by Joel Fox | November 3, 2014 9:10 am
Despite the ridicule heaped on bonuses offered public workers for simply doing their jobs – just one prime example: a librarian earning a bonus for helping members of the public find books – the California Retirement System board last week made sure the bonuses added to salaries will be part of pension calculations.
While the exact cost to taxpayers is uncertain, the price tag for pensions because of this move is certain to go up. State and local governments have contributed four times to CalPERS what they contributed just a decade ago.
Local budgets are being eaten away by the pension and health care obligations. In the city of Los Angeles, for example, pensions costs took 3 percent of the city budget in 2002-03, but ate 18 percent of the budget in 2012-13.
Or as an official with the Wall Street rating service Fitch was quoted in a recent Los Angeles Times article concerning the 99 new bonuses that increase pensions, “Cities and taxpayers will undeniably face higher costs. Pensions are taking a bigger share of the pie, leaving less money for core services.”
So, what’s the magic formula officials and activists look to cover these increased costs? Taxes.
They’ll never say that, of course. They’ll argue that new tax money is needed for direct services for residents. But the bonuses, which appear less than deserved, and their inclusion in the pension calculations, show there is little regard for taxpayers.
As the Times article noted, “With $300 billion in investments, CalPERS estimates it still needs an additional $100 billion from taxpayers to deliver on its promised pensions to 1.7 million public workers and retirees. That amount would be enough to operate the 23-campus California State University system for 16 years.”
Expect a push for more taxes.
As reported here, last week David Kline of the California Taxpayers Association wrote 53 jurisdictions are seeking sales tax increases and 40 are asking voters to approve parcel taxes.
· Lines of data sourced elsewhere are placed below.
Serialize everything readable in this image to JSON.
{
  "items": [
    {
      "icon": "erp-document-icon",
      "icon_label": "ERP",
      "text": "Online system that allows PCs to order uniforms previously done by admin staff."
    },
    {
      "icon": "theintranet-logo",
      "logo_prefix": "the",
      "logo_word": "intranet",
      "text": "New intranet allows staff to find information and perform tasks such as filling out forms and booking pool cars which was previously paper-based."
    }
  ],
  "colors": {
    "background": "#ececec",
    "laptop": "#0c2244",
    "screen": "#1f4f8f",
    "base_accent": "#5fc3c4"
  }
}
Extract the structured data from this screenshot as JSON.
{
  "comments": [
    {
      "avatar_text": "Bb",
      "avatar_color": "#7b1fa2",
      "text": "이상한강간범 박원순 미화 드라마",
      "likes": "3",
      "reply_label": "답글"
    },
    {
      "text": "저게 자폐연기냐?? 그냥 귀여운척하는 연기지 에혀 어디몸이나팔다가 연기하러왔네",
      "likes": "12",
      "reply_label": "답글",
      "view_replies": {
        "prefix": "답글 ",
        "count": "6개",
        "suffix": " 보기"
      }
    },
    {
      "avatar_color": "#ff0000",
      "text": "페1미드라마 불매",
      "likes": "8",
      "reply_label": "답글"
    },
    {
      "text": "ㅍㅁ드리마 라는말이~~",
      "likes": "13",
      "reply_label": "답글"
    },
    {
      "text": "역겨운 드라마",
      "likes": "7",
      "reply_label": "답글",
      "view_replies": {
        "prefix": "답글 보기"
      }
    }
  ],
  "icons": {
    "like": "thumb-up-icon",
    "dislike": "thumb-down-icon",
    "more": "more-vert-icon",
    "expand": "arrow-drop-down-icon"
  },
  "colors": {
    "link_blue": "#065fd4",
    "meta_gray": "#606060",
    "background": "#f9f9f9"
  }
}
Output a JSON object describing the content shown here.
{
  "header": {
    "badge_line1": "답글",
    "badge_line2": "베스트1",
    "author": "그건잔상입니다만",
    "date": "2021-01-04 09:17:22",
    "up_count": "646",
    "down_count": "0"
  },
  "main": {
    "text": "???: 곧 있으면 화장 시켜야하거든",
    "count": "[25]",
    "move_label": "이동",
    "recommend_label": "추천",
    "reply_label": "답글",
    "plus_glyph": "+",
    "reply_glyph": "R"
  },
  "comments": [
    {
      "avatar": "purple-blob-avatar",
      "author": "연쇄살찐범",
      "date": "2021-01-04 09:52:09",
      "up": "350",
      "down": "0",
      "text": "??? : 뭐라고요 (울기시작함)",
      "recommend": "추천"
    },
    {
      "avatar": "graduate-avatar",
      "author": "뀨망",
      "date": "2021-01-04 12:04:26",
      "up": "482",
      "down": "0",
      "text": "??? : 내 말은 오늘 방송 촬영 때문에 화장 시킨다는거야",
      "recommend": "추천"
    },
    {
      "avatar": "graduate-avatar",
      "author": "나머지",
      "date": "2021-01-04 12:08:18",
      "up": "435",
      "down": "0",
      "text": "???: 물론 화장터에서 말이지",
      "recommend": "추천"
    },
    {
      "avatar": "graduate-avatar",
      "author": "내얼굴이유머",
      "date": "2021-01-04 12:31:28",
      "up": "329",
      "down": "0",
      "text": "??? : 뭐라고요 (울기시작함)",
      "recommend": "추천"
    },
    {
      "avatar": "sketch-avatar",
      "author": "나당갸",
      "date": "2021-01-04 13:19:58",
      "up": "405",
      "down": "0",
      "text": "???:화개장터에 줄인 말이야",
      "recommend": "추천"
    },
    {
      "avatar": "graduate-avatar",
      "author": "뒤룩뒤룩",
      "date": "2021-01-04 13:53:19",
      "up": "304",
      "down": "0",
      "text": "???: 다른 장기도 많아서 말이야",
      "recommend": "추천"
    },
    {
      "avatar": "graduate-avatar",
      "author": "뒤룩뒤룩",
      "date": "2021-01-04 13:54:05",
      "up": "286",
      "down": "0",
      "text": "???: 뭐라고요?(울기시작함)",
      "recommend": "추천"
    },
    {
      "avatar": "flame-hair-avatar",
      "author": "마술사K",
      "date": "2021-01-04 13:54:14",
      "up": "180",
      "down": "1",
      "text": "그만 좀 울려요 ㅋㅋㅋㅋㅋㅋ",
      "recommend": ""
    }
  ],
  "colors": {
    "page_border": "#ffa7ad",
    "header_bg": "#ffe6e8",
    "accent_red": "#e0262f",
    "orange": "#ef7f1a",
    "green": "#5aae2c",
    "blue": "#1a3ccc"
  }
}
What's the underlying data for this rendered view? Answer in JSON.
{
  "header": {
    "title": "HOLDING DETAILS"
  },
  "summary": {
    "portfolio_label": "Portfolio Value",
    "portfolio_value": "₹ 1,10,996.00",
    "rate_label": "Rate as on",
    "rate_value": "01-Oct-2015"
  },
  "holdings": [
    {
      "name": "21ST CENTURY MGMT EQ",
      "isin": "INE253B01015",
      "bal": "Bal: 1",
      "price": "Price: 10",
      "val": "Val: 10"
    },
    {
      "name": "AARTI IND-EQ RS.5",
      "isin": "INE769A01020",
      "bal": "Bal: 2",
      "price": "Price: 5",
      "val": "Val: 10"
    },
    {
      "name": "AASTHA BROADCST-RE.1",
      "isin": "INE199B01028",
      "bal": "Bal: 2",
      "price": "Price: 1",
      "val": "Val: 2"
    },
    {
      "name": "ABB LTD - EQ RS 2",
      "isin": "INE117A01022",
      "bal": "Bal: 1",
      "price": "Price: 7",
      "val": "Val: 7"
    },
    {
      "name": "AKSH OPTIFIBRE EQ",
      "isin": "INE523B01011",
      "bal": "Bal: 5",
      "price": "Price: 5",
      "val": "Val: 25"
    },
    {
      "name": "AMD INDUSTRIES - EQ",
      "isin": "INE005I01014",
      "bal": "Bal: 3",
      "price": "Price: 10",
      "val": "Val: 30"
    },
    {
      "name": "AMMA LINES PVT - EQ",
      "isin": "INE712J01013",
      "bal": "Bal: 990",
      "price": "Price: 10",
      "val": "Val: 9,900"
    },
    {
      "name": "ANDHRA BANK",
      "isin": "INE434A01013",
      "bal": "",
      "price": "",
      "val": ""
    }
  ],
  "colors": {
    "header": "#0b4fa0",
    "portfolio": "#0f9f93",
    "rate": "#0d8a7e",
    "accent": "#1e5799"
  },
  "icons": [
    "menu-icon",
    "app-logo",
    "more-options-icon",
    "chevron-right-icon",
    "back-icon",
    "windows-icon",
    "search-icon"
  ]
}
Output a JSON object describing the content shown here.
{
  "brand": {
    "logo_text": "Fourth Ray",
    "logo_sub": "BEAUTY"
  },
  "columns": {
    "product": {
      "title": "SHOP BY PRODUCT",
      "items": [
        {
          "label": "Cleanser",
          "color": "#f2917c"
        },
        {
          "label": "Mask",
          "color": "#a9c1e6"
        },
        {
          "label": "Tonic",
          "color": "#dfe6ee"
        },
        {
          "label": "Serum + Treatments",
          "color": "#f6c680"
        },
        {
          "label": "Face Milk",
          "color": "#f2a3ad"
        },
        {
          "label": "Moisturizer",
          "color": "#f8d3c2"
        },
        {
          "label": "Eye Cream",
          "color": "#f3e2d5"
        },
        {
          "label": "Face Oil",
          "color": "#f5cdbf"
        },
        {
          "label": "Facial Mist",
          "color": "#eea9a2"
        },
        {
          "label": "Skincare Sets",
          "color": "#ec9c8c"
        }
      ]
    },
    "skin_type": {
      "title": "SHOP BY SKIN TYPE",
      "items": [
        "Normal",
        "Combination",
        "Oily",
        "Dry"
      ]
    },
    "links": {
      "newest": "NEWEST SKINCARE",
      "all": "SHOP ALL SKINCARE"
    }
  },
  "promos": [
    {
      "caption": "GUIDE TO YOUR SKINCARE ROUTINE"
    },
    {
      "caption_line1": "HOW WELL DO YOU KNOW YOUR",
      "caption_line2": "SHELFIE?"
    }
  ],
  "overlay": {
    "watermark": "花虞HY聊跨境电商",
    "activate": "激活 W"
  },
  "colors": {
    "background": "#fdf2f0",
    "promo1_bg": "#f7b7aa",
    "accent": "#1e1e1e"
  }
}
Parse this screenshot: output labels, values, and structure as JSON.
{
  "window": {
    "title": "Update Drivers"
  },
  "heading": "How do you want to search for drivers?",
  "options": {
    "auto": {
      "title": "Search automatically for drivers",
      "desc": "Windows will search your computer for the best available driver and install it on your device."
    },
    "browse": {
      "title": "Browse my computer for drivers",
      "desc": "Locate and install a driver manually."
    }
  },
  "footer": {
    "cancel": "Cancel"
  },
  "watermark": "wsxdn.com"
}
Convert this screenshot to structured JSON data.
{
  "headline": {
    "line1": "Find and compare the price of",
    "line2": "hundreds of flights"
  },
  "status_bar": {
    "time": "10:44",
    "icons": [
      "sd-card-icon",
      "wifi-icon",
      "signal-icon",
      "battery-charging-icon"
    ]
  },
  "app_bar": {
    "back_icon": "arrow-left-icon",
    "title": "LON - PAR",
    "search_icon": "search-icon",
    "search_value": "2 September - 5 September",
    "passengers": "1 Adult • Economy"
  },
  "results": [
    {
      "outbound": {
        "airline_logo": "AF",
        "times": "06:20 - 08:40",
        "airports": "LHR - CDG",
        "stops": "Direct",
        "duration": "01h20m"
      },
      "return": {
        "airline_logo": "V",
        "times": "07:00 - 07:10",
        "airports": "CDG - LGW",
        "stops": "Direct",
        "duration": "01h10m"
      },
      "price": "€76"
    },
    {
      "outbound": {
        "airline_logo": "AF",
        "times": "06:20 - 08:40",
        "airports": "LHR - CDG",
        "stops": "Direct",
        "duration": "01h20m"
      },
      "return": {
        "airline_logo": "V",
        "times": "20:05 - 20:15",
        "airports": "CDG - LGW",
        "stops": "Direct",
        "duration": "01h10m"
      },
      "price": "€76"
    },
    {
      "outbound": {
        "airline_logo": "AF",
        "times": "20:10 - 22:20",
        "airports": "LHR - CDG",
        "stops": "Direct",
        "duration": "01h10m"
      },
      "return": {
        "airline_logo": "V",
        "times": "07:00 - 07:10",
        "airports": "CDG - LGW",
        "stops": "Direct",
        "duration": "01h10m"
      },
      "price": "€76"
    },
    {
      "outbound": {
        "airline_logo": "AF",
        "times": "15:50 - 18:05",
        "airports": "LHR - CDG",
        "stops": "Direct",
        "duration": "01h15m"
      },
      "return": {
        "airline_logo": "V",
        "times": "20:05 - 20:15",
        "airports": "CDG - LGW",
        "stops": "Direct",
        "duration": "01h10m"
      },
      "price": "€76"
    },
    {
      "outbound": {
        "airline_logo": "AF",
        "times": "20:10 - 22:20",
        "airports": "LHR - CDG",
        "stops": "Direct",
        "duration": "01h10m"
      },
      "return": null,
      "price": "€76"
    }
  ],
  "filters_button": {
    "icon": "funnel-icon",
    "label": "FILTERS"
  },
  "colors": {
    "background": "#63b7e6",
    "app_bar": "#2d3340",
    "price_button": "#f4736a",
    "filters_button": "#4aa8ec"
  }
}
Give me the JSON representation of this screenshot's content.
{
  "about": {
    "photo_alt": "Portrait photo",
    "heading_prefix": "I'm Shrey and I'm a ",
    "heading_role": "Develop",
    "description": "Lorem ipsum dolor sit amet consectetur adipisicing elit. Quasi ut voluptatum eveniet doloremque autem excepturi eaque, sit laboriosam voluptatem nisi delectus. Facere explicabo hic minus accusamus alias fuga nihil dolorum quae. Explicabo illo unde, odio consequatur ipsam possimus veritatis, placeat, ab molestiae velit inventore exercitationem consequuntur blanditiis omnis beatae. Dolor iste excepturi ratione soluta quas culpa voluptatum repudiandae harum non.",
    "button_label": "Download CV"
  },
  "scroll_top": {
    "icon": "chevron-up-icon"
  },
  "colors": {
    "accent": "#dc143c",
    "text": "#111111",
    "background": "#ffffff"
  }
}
When you see tax increases on the ballot, think pension costs.
Money in government budgets is fungible to some extent. If you cover specific agency costs with a tax increase, that frees up general fund money for other items, including pensions.
There are groups of activists who are spending time right now trying to figure out how they can convince voters to agree to a number of tax increases all at once on the 2016 ballot – an extension of Proposition 30, a property tax increase for commercial property, an oil severance tax, a cigarette tax, to name a few.
If and when you see those tax increases on the ballot, think pensions.
Until there are reforms put in place in the pension system so taxpayers are not forced to cover someone else’s unreasonable pension costs – like costs tied to bonuses that are part of the job description – while struggling to save for their own retirement, the argument for more tax revenue is impossible to justify.
A sidebar to the Times article listed some of the 99 bonuses that will boost pensions. You can find them here.
Source URL: https://calwatchdog.com/2014/11/03/see-tax-increases-think-pensions/
Copyright ©2021 CalWatchdog.com unless otherwise noted.